Scan the records for the word "Напишите". Return each line where it is found.

-- THE RECORDS follows --

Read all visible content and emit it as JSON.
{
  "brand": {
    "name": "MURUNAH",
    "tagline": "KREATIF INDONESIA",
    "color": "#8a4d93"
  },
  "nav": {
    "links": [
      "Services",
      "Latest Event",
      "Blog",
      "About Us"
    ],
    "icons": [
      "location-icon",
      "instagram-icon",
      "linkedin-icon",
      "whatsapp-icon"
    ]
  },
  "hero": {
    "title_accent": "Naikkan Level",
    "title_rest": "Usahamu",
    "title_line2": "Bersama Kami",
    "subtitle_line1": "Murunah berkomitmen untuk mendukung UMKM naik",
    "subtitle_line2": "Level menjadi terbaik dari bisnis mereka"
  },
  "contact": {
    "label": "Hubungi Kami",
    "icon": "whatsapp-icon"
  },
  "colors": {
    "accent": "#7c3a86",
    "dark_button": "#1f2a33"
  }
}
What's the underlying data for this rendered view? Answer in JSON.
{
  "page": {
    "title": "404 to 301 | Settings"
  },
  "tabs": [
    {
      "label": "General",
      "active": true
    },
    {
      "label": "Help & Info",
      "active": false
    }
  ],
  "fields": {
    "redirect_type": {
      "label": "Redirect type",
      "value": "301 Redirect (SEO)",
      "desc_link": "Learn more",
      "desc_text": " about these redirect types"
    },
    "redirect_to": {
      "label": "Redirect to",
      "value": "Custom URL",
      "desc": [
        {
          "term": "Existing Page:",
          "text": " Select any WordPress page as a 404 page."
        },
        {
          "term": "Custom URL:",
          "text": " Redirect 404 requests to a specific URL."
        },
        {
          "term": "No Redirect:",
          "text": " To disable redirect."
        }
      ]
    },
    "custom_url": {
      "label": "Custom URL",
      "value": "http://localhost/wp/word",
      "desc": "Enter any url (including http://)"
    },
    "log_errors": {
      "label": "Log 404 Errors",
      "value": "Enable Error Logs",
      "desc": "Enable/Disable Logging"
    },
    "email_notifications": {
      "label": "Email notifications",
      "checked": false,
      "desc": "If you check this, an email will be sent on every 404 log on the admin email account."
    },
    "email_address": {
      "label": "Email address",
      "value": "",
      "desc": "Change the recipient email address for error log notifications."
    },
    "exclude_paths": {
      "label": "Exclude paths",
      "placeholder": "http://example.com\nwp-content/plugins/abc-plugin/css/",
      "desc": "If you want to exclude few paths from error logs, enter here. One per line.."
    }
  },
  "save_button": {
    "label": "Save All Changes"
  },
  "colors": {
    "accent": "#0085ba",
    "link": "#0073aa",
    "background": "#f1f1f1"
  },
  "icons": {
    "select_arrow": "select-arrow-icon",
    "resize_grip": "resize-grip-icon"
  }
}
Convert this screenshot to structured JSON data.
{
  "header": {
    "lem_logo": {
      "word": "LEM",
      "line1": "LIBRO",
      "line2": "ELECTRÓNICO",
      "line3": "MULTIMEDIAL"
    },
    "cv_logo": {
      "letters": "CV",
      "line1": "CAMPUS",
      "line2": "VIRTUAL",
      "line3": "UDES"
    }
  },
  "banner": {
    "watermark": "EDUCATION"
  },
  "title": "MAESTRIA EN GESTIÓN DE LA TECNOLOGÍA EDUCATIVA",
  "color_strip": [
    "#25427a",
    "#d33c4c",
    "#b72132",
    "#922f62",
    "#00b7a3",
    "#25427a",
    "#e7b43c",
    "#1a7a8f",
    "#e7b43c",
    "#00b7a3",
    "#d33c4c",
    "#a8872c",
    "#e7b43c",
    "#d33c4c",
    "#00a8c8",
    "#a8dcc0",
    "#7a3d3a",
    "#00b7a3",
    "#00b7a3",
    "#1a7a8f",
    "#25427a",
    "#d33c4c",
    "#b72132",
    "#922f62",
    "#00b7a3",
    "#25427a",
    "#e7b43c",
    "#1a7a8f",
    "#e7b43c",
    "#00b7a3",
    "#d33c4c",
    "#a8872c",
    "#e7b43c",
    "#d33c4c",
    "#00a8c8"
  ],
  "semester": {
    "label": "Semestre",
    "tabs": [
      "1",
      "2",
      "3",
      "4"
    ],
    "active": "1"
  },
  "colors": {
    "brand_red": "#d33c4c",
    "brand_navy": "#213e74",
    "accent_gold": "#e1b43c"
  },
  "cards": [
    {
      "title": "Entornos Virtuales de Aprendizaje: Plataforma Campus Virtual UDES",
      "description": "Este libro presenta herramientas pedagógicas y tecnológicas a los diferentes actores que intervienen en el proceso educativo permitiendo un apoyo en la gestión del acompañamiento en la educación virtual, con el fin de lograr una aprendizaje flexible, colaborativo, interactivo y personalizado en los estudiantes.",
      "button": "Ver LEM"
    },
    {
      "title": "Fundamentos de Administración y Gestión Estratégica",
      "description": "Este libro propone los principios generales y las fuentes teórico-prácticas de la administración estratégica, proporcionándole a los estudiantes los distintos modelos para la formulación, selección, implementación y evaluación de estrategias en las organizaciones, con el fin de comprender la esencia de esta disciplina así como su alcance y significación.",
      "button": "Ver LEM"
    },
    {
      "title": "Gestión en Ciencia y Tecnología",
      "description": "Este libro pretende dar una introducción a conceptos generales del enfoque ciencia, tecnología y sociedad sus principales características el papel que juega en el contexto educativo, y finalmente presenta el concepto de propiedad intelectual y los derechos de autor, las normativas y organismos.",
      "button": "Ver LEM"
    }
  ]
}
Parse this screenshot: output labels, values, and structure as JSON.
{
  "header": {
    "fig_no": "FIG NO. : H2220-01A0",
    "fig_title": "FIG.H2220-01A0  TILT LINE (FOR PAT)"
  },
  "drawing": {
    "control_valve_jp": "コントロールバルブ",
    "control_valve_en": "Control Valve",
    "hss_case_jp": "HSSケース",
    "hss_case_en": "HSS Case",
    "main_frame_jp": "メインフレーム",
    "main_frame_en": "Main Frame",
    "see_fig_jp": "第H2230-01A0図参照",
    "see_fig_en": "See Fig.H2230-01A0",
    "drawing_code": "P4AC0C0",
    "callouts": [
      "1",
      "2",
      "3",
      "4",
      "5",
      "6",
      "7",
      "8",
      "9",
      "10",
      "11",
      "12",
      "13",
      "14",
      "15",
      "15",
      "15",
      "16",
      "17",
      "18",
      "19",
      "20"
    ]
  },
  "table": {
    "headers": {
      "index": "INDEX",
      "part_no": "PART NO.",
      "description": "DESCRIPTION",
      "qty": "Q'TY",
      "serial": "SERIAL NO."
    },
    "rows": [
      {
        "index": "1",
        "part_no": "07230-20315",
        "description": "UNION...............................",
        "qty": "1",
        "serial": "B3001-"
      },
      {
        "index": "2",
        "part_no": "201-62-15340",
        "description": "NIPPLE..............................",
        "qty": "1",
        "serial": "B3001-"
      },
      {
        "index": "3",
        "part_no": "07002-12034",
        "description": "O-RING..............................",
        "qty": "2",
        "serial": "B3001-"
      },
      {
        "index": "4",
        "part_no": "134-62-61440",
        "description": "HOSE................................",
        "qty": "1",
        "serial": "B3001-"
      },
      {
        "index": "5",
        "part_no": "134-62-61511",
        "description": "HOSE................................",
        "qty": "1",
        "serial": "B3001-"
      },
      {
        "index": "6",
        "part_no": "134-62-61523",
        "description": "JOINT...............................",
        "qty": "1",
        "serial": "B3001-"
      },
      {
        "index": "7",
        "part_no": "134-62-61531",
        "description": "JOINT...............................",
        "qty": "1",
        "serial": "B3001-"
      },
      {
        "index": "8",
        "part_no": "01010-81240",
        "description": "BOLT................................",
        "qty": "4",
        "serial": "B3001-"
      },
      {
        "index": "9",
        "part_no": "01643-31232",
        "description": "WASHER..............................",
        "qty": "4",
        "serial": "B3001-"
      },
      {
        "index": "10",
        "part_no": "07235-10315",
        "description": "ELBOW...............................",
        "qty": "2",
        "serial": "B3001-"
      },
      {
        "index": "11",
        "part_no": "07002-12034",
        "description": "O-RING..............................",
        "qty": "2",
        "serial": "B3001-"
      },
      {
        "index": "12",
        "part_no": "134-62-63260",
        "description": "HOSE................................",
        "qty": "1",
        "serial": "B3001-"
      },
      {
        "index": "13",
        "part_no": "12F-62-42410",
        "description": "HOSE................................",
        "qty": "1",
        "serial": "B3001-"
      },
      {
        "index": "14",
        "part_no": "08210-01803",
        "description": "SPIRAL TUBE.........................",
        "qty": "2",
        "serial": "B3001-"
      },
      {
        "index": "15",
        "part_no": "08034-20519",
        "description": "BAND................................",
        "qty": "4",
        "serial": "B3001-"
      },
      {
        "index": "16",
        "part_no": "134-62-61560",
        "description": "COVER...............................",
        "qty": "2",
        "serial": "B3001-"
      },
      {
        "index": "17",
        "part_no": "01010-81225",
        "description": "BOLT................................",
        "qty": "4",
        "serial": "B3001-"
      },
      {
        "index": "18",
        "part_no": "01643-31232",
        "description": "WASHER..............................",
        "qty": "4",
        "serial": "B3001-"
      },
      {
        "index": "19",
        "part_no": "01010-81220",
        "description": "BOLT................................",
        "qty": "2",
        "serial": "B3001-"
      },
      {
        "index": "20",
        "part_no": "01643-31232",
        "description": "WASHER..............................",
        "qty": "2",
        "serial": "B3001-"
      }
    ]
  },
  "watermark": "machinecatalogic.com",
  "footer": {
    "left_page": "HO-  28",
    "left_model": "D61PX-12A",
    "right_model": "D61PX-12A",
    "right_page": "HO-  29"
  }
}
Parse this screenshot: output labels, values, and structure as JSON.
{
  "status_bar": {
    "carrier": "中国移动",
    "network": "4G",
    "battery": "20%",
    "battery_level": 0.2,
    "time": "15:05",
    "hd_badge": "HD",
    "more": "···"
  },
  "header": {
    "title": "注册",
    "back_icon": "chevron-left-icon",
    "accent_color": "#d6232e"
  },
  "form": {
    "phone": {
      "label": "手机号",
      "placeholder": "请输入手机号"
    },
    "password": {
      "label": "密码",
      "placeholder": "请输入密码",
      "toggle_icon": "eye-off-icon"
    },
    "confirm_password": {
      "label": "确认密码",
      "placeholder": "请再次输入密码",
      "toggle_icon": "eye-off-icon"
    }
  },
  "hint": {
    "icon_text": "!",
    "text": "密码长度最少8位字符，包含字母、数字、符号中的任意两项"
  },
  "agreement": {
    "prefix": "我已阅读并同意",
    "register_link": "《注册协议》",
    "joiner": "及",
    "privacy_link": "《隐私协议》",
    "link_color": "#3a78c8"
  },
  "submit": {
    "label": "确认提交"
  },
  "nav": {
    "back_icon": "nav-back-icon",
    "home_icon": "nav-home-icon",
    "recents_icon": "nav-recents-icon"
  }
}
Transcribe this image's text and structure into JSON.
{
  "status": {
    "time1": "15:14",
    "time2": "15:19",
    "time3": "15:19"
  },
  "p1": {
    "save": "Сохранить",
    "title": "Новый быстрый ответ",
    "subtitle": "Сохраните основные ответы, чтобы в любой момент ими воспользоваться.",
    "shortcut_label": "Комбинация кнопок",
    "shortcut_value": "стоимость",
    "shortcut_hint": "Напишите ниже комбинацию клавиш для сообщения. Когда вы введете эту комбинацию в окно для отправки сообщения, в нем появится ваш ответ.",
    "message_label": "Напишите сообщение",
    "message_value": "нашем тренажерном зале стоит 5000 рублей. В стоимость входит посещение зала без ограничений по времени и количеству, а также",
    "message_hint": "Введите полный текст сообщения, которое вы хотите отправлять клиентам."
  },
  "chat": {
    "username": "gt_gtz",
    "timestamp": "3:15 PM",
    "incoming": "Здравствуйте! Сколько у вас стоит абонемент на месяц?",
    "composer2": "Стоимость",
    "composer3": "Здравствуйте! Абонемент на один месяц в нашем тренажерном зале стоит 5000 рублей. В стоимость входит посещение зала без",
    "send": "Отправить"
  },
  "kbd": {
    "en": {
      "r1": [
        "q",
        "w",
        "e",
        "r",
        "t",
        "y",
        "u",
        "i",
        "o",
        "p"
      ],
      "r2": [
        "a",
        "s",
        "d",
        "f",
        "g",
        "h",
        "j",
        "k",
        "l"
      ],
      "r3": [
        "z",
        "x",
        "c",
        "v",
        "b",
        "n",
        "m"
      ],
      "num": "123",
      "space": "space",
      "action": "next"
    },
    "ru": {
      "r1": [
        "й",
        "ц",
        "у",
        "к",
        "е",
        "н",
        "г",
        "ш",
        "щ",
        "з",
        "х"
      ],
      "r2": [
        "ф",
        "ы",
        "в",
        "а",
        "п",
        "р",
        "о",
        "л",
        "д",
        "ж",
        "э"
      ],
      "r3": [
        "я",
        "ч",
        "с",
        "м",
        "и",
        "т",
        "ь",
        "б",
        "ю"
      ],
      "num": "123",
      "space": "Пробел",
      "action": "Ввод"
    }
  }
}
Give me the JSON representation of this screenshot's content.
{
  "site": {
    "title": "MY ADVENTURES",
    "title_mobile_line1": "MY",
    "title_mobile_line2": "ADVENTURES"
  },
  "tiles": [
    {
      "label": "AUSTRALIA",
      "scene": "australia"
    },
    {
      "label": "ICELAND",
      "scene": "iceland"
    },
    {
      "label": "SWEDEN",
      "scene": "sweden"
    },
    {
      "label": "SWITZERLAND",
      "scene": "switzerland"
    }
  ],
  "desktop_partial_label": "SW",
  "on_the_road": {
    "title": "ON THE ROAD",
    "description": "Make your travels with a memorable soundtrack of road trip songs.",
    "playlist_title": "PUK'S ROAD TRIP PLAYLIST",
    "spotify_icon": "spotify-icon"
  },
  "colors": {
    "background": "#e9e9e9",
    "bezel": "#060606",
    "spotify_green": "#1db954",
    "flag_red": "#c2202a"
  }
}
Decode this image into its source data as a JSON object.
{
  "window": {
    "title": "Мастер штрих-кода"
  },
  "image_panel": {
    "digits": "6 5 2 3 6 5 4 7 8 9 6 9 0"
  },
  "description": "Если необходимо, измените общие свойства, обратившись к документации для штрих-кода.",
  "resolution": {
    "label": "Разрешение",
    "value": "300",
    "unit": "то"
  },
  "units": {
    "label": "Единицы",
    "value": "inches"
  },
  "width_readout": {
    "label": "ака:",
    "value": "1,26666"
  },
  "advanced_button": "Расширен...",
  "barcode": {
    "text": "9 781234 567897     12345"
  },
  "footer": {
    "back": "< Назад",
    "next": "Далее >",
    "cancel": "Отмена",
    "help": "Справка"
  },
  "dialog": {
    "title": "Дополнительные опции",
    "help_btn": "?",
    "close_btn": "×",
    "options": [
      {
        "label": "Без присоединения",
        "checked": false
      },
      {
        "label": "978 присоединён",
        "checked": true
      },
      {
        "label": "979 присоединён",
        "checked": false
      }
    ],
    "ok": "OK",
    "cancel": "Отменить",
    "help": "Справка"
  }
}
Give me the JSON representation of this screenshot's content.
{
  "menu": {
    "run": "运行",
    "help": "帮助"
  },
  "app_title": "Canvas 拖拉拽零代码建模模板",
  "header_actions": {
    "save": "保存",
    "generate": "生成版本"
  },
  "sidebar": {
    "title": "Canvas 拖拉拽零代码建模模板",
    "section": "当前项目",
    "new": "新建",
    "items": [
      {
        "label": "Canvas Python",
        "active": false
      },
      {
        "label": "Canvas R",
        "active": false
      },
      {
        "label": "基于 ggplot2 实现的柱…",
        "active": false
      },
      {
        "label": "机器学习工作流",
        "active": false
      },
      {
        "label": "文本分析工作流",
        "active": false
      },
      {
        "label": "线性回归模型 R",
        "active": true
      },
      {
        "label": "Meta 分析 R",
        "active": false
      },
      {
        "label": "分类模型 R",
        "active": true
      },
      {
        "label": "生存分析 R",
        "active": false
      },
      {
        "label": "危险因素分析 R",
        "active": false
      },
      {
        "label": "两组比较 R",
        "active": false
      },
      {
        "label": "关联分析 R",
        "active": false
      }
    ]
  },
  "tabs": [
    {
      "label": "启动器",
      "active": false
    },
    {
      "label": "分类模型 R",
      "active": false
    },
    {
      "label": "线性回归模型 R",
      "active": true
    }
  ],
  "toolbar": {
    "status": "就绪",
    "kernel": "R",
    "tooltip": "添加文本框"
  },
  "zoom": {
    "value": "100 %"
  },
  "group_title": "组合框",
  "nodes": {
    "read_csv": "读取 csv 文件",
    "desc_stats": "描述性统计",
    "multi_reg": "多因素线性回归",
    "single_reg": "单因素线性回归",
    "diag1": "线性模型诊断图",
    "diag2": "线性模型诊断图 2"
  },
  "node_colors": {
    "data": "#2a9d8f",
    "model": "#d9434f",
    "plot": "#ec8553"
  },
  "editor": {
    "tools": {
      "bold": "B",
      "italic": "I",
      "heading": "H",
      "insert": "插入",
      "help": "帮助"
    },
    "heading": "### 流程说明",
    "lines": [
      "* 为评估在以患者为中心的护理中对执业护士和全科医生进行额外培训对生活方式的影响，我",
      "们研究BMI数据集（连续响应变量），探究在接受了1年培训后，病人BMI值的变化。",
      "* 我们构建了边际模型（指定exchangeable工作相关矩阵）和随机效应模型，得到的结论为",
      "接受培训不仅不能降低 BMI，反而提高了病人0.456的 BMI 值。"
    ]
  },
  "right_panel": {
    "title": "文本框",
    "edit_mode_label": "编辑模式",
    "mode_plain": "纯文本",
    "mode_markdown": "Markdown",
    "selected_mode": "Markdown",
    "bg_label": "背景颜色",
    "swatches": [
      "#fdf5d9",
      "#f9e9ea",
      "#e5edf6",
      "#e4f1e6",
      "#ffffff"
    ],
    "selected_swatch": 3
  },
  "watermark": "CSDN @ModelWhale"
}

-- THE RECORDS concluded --

RESULT OF THE TASK>
    "shortcut_hint": "Напишите ниже комбинацию клавиш для сообщения. Когда вы введете эту комбинацию в окно для отправки сообщения, в нем появится ваш ответ.",
    "message_label": "Напишите сообщение",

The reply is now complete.